Professor Effy Vayena is Chair of Bioethics, at the Swiss Institute of Technology (ETHZ) and renowned expert at the intersection of medicine, data, and ethics. Her work focuses on important societal issues of data and technology as they relate to scientific progress and how it is or should be applied to public and personal health.
A keen interest in health policy has led her to work with the World Health Organization on ethical questions around reproductive medicine and research. Upon her return to academia, Vayena helped establish and coordinated the PhD program in Biomedical Ethics and Law at University of Zurich and was subsequently awarded a professorship by the Swiss National Science Foundation.
As a professor of health policy she founded the Health Ethics and Policy Lab to tackle pressing questions that arise through technological advances such as genomic technologies in healthcare and research. She received her habilitation from the University of Zurich in the field of bioethics and policy and has been appointed a Visiting Professor at the Center for Bioethics at Harvard Medical School and a Faculty Associate at the Berkman Klein Center for Internet & Society at Harvard University, where she was previously a Fellow.

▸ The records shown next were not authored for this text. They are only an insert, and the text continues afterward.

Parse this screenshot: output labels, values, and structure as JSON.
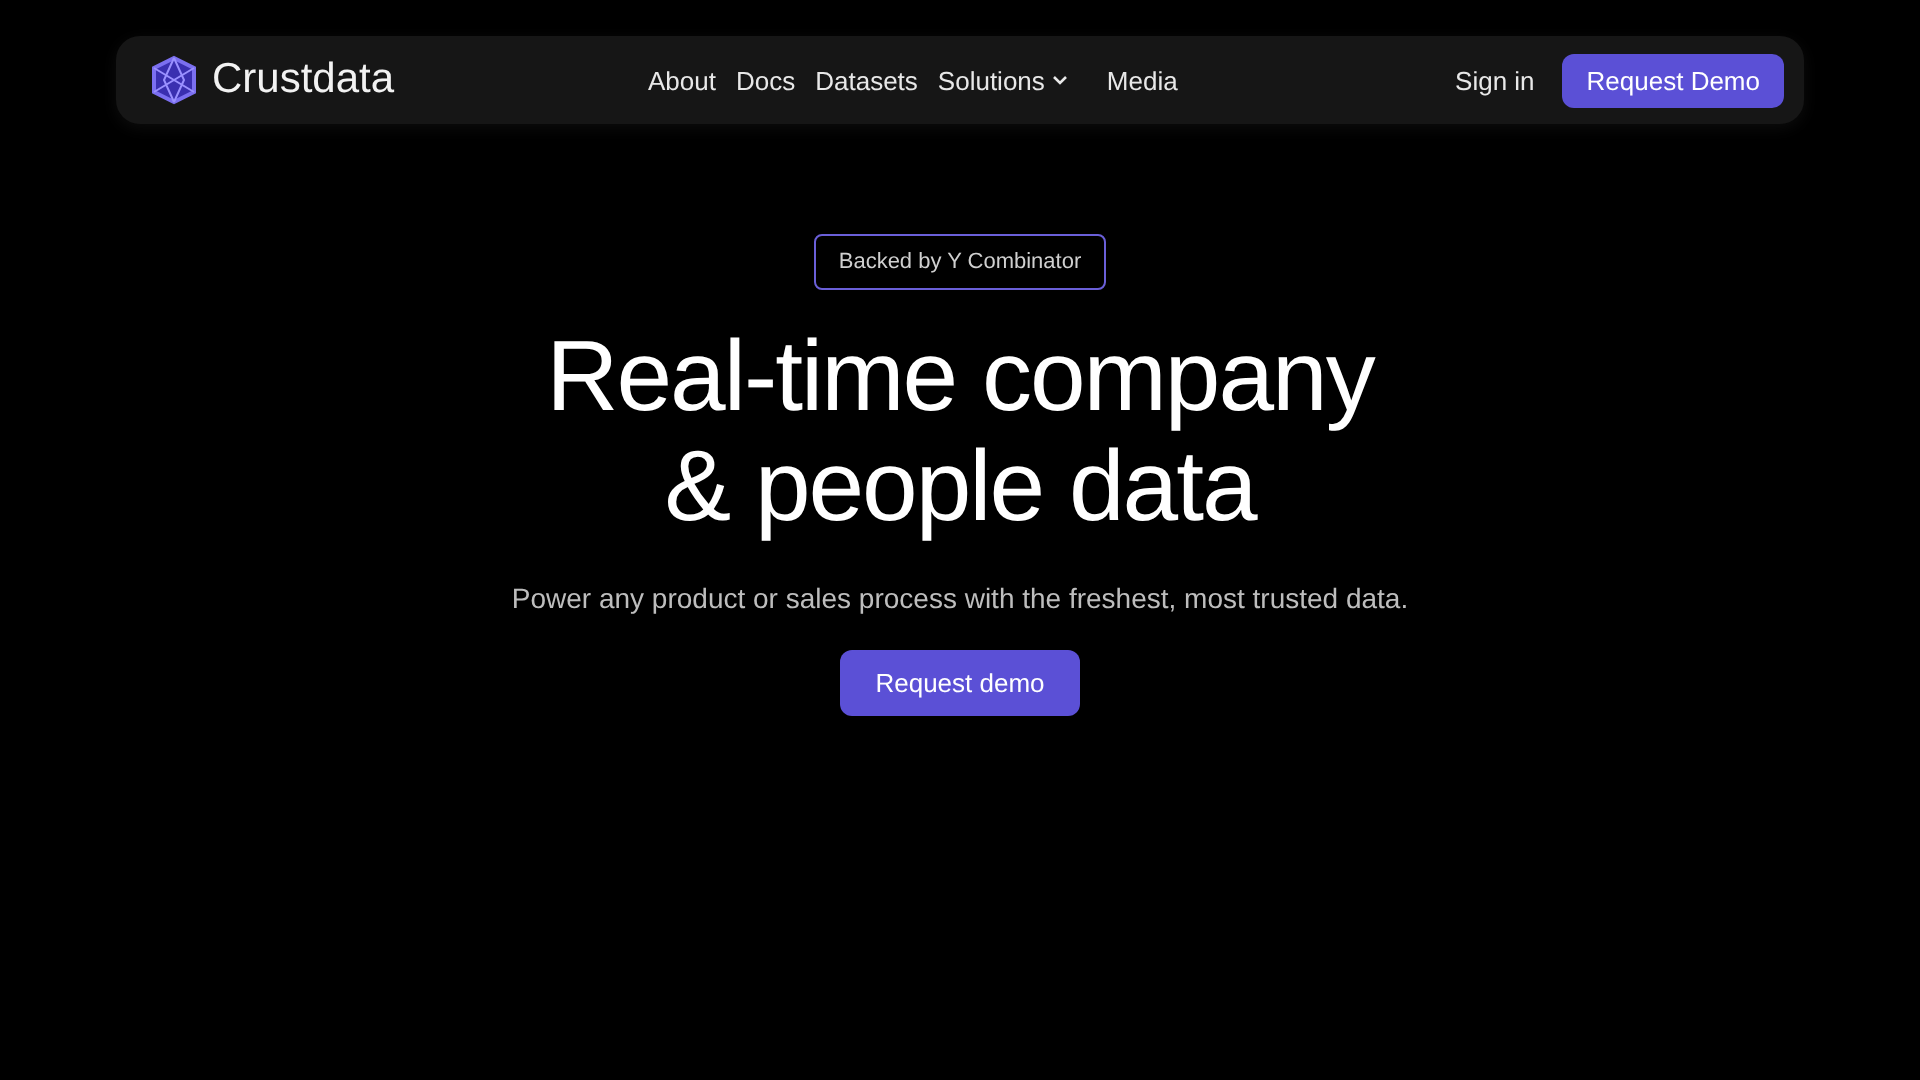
{
  "navbar": {
    "brand": "Crustdata",
    "links": [
      {
        "label": "About",
        "kind": "link"
      },
      {
        "label": "Docs",
        "kind": "link"
      },
      {
        "label": "Datasets",
        "kind": "link"
      },
      {
        "label": "Solutions",
        "kind": "dropdown"
      },
      {
        "label": "Media",
        "kind": "link"
      }
    ],
    "sign_in": "Sign in",
    "cta": "Request Demo"
  },
  "hero": {
    "badge": "Backed by Y Combinator",
    "title_lines": [
      "Real-time company",
      "& people data"
    ],
    "subtitle": "Power any product or sales process with the freshest, most trusted data.",
    "cta": "Request demo"
  }
}
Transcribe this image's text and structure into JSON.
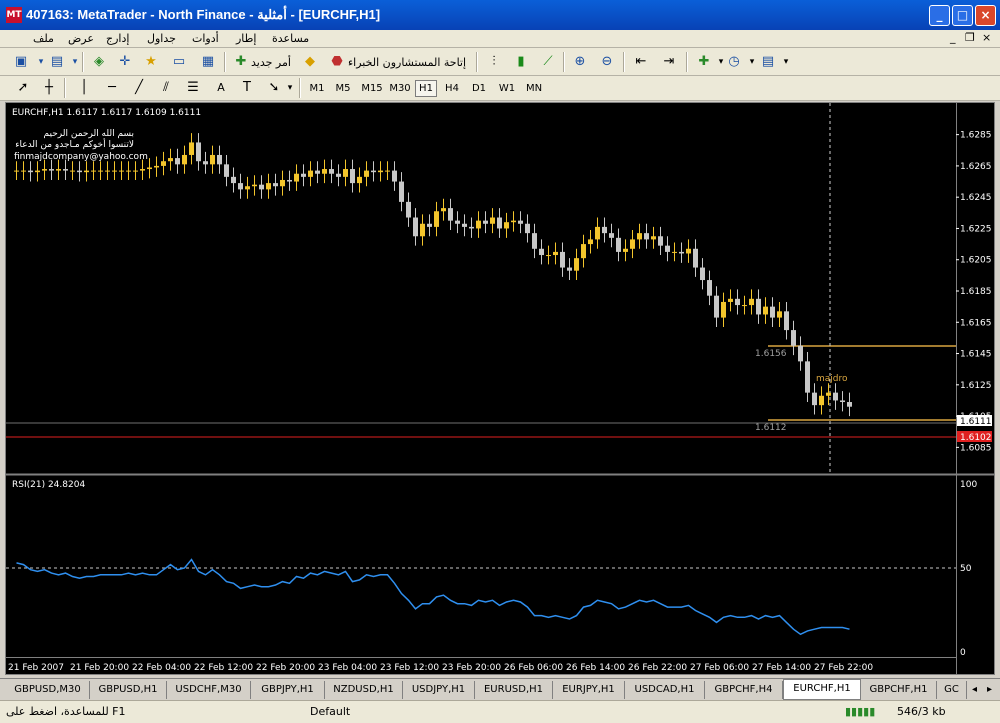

Effy Vayena believes in the value of interdisciplinarity and the application of practical knowledge to investigate ethical questions of personalised health. Her widely recognised research has allowed her to collaborate and build strong relationships with a variety of scholars in Switzerland and from renowned institutions abroad.
Vayena is a leading expert in the dynamic and diverse field of health data and ethics, successfully leveraging her international network to promote a fruitful debate about the ethics of health in the digital age. She has previously worked with the Wellcome Trust, OECD, Commonwealth Fund, Chatham House, and academic institutions and governments around the world. She was born in Greece and studied medicine history, public health and bioethics at universities in Athens, London, Minnesota and Harvard. From 2000-2007 she worked as a technical manager for the WHO in the field of reproductive medicine and ethics. Since 2007 she has been a research associate and coordinator of the PhD program in biomedical ethics and law at the University of Zurich. She is researching, among others, the ethics of personalized medicine, the moral question of genetic testing, and the ethical challenges of using Big Data within health research and clinical practice.